This is why it is important to resist ridiculous salary hikes whenever those hikes are presented. Citizens should always expect that a national emergency could happen at any time. While the judges of South Carolina and courthouse staff across the state bear some responsibility there is another guilty party that rarely gets mentioned. Judicial salaries are not possible without legislation. There is a strong bond between South Carolina legislators (especially attorney-legislators) and the South Carolina Judiciary. This bond is the reason why salaries can be excessively high and why some South Carolina attorney-legislators have gotten fat off of legal fees, attorney fees, and all sorts of backroom deals and kickbacks.
One such attorney-legislator is South Carolina Senator Luke Rankin (R-Horry). South Carolina is one of only two states where legislators select judges without any input from its citizens. Senator Rankin is an attorney who sits on the South Carolina Judicial Selection Committee that selects judges for the state. This man has made millions in legal fees and judgments in court from the same judges that he selects. It’s safe to say that if Senator Rankin selects a judge he wouldn’t pick a judge that rules against him too often. Therefore, the judges he does select will get kickbacks for giving him favorable judgments that have raked in millions of dollars for him. He then turns around and votes to raise the salaries of those judges to provide positive reinforcement so that South Carolina judges will know to either scratch his back or find a new line of work.
In 2016, Sen. Rankin made $226,000 off of worker’s compensation claims. That’s just one type of claim and those were just legal fees of more than a quarter of a million dollars. If you voted on judges and those judges earned you that kind of money for one type of case in a single year how well scratched would your back feel?
Isn’t it amazing how some people appear to think that politicians (people known to lie, cheat, and steal) wouldn’t stack the courts with judges that favor them if that politician happens to be an attorney? Favorable judgments can earn an attorney more money. Politicians and lawyers are both known to seek money. When the two professions combine that can create an individual who not only seeks money but crafts legislation, fixes courts, indirectly compensate judges for favorable judgments, and punishes judges who refuse to fall in line.
It would be one thing if this were just a claim but below is a picture from Rankin & Rankin’s website. Senator Rankin’s law firm is boasting of a “99% success rate” in court. Here is a screenshot.
Do you think that when it comes to voting for judges that Sen. Rankin would vote for a judge who could ruin that 99% average?

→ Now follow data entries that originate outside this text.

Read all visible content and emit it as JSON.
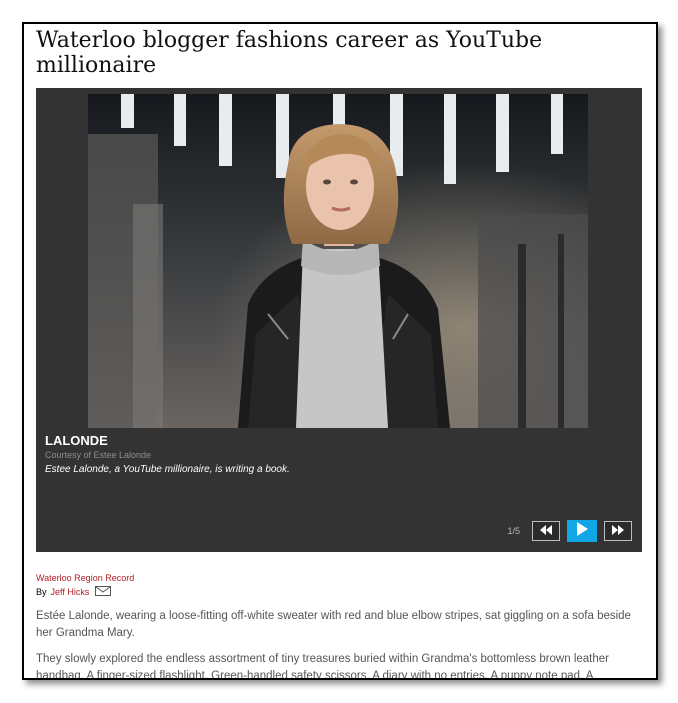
{
  "article": {
    "headline": "Waterloo blogger fashions career as YouTube millionaire",
    "source": "Waterloo Region Record",
    "by_label": "By",
    "author": "Jeff Hicks",
    "paragraphs": [
      "Estée Lalonde, wearing a loose-fitting off-white sweater with red and blue elbow stripes, sat giggling on a sofa beside her Grandma Mary.",
      "They slowly explored the endless assortment of tiny treasures buried within Grandma's bottomless brown leather handbag. A finger-sized flashlight. Green-handled safety scissors. A diary with no entries. A puppy note pad. A"
    ]
  },
  "gallery": {
    "caption_title": "LALONDE",
    "credit": "Courtesy of Estee Lalonde",
    "caption": "Estee Lalonde, a YouTube millionaire, is writing a book.",
    "counter": "1/5",
    "accent_color": "#11a6e6",
    "background_color": "#333333",
    "icons": {
      "prev": "rewind-icon",
      "play": "play-icon",
      "next": "fast-forward-icon",
      "email": "envelope-icon"
    }
  }
}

Until South Carolina does something about attorney/legislators who profit off of the judges they select and give pay hikes to there will be issues with the South Carolina Judiciary and bloated government salaries. If the massive salaries were paid for by the South Carolina General Assembly then the citizens would likely not have an issue with this. However, it is the tax money of the citizens that are lining the pockets of attorney/legislators in a roundabout way. In return, those attorney/legislators have ensured that one of the few occupations that won’t suffer during the current COVID-19 pandemic are the judges in South Carolina.
It would appear South Carolina has another sickness. That sickness is known as greed.